-- EXERCISE MATERIALS --
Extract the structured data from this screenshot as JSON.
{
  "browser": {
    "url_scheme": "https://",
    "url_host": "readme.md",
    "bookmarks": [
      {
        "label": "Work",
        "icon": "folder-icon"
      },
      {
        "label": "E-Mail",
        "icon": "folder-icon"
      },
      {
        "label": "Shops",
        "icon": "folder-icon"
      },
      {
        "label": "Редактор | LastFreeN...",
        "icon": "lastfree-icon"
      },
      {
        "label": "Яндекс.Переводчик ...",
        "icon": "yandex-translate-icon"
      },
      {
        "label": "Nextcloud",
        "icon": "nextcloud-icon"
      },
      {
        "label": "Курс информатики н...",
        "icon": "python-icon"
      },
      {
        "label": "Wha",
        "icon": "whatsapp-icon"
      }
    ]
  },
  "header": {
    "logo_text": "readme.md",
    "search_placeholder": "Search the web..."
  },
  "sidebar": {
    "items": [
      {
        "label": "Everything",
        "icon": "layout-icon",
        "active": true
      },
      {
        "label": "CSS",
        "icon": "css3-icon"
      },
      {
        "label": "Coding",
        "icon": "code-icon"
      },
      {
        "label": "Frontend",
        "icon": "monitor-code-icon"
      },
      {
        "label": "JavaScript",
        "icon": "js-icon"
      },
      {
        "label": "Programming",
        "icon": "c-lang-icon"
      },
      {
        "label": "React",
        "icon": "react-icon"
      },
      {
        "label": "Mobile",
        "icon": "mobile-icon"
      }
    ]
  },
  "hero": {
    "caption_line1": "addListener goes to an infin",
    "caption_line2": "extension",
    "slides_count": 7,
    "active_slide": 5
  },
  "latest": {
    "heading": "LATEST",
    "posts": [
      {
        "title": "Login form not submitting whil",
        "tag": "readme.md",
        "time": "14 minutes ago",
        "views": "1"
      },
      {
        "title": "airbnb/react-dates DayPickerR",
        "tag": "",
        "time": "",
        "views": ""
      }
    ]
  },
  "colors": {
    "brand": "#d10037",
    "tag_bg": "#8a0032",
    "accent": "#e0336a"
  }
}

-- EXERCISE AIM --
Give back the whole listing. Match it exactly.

-- OUTPUT FOR THIS EXERCISE --
Extract the structured data from this screenshot as JSON.
{
  "browser": {
    "url_scheme": "https://",
    "url_host": "readme.md",
    "bookmarks": [
      {
        "label": "Work",
        "icon": "folder-icon"
      },
      {
        "label": "E-Mail",
        "icon": "folder-icon"
      },
      {
        "label": "Shops",
        "icon": "folder-icon"
      },
      {
        "label": "Редактор | LastFreeN...",
        "icon": "lastfree-icon"
      },
      {
        "label": "Яндекс.Переводчик ...",
        "icon": "yandex-translate-icon"
      },
      {
        "label": "Nextcloud",
        "icon": "nextcloud-icon"
      },
      {
        "label": "Курс информатики н...",
        "icon": "python-icon"
      },
      {
        "label": "Wha",
        "icon": "whatsapp-icon"
      }
    ]
  },
  "header": {
    "logo_text": "readme.md",
    "search_placeholder": "Search the web..."
  },
  "sidebar": {
    "items": [
      {
        "label": "Everything",
        "icon": "layout-icon",
        "active": true
      },
      {
        "label": "CSS",
        "icon": "css3-icon"
      },
      {
        "label": "Coding",
        "icon": "code-icon"
      },
      {
        "label": "Frontend",
        "icon": "monitor-code-icon"
      },
      {
        "label": "JavaScript",
        "icon": "js-icon"
      },
      {
        "label": "Programming",
        "icon": "c-lang-icon"
      },
      {
        "label": "React",
        "icon": "react-icon"
      },
      {
        "label": "Mobile",
        "icon": "mobile-icon"
      }
    ]
  },
  "hero": {
    "caption_line1": "addListener goes to an infin",
    "caption_line2": "extension",
    "slides_count": 7,
    "active_slide": 5
  },
  "latest": {
    "heading": "LATEST",
    "posts": [
      {
        "title": "Login form not submitting whil",
        "tag": "readme.md",
        "time": "14 minutes ago",
        "views": "1"
      },
      {
        "title": "airbnb/react-dates DayPickerR",
        "tag": "",
        "time": "",
        "views": ""
      }
    ]
  },
  "colors": {
    "brand": "#d10037",
    "tag_bg": "#8a0032",
    "accent": "#e0336a"
  }
}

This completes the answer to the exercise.